It’s been very successful; it’s been driven by our fund’s desire to increase investment diversification,” Simon said. He added that “considering complexity that came along with that the fund could have outsourced. But we quickly saw the lack of flexibility and synergy that that approach created. So really having an internal staff gave us more flexibility in our portfolio to create just what we wanted–and you also get that fee savings!”
FPPA’s governance evolution
Slack joined FPPA as executive director in 2008 from the Illinois State Universities Retirement System, where he held the same title. When he landed at FPPA, the fund had three investment officers—one chief investment officer and two investment analysts. It now boasts a 12-person investment staff. The fund’s current CIO, Scott Simon, joined in August 2007 from the University of Colorado Foundation, where he held the same title.

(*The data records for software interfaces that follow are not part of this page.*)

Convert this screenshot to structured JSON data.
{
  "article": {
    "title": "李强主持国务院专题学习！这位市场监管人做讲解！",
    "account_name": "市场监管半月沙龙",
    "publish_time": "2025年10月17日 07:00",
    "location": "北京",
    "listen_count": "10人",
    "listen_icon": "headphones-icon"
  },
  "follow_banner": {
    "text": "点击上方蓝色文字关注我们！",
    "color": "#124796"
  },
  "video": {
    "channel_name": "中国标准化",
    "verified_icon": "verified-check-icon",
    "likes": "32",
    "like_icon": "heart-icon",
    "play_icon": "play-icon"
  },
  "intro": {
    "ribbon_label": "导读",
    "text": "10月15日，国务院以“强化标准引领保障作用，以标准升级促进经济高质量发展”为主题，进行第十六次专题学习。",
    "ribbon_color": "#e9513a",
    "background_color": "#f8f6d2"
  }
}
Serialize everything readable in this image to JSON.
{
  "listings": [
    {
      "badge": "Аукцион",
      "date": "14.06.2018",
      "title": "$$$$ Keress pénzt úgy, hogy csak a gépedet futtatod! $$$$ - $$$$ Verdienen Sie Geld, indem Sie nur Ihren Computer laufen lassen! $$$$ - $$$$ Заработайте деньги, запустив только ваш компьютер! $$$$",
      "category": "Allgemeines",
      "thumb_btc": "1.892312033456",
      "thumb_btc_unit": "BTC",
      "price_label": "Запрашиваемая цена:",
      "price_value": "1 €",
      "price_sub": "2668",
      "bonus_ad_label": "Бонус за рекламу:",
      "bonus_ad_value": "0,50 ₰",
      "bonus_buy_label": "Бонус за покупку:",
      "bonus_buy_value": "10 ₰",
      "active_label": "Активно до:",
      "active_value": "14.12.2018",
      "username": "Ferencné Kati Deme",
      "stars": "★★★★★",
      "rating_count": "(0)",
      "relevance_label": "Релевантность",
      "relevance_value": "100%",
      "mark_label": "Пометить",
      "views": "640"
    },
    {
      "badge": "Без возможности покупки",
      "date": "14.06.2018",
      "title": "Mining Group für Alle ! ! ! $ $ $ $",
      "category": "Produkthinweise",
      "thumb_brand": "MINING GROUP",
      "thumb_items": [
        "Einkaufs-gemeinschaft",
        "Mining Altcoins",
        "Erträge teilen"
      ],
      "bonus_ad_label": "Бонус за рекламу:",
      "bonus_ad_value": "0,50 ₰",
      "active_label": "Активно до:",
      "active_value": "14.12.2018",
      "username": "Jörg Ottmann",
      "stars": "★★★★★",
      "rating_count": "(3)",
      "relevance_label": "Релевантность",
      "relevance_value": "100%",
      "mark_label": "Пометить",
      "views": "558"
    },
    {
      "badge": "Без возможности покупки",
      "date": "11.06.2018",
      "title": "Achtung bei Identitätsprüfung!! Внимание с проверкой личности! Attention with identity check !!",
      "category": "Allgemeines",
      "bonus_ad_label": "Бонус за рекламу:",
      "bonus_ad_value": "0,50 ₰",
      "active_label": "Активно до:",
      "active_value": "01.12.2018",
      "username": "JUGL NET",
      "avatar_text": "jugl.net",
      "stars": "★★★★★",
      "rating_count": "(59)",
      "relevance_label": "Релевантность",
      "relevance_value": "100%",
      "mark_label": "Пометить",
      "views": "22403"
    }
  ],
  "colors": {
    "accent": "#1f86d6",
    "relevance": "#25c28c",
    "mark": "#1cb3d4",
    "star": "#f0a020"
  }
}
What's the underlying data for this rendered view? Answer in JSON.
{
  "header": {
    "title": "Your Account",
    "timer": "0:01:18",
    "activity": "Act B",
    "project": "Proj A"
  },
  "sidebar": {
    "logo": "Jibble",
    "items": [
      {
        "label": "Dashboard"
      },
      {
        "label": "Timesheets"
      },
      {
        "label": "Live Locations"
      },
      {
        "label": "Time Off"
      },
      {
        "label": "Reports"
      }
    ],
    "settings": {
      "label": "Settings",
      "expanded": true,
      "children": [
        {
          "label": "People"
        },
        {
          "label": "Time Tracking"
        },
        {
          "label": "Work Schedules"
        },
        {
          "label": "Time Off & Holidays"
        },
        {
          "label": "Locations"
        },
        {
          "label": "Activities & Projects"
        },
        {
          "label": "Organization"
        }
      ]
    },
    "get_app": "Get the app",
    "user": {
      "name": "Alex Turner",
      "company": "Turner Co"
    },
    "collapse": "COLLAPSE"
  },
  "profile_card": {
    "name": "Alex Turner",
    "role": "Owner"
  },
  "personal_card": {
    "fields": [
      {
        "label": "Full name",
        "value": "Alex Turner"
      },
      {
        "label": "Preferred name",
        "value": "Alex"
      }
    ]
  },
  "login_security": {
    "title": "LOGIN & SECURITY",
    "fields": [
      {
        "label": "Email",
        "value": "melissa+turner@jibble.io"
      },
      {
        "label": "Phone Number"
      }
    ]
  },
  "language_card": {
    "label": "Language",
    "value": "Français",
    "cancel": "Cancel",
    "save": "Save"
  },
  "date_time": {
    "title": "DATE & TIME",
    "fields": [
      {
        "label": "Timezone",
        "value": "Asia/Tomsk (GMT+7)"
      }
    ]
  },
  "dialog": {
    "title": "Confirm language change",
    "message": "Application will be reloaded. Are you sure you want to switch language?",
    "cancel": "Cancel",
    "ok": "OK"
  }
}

The fund’s investment staff is now is responsible for all investment classes, which currently include global equity, long/short equity, private market assets, fixed income, absolute return, managed futures and cash.
According to Slack, one of the catalysts that initiated the fund’s move on investment governance was that, “Scott [Simon] and I felt it was an appropriate way to manage the portfolio. And we were fortunate that we had on our board a few investment professionals that shared that view. So there was a meeting of the minds that this made sense, and we took it slow.” He continued that the board was very conscious of large increases in staff cost that can pose headline risks. “The board understood that, but felt like it was the right thing to do.”
Prior to 2009, FPPA maintained a roster of three consultants: general investment consultant Pension Consulting Alliance, private equity consultant Hamilton Lane, and real estate consultant Townsend; it also worked with various fund-of funds for hedge fund investments. The fund now has one retainer consultant on its roster, Cambridge Associates.
In May 2010, the fund’s board authorized the creation of a Board Investment Committee to comprise at least three board members (it currently seats five members). The committee assists the board in monitoring the implementation of the investment program and ensuring compliance with the investment policies and objectives of the fund, Slack explained. The committee reviews the appropriateness of portfolio construction recommendations made by investment staff.
Most recently, last year the FPPA’s board authorized the formation of an Internal Investment Committee (IIC), composed of seven members of staff, namely the Executive Director (the committee’s chair), the General Counsel, the Chief Investment Officer, the Risk Officer, the Director of Private Markets, the Director of Liquid Strategies, and the Director of Asset Allocation and Research. “The IIC must concur in all investment manager hires and terminations. In addition, the IIC will generally review staff investment-related recommendations to the Board or its Investment Committee,” according to Slack.
The “whole adventure” began in 2009, Slack said. He credits its success to a good collaborative working relationship with Simon and to a supportive and pragmatic board. “It was a very evolutionary process. Working together [with Scott] was important in implementing these changes. Further credit needs to go to leadership on the board and support from a quality investment staff.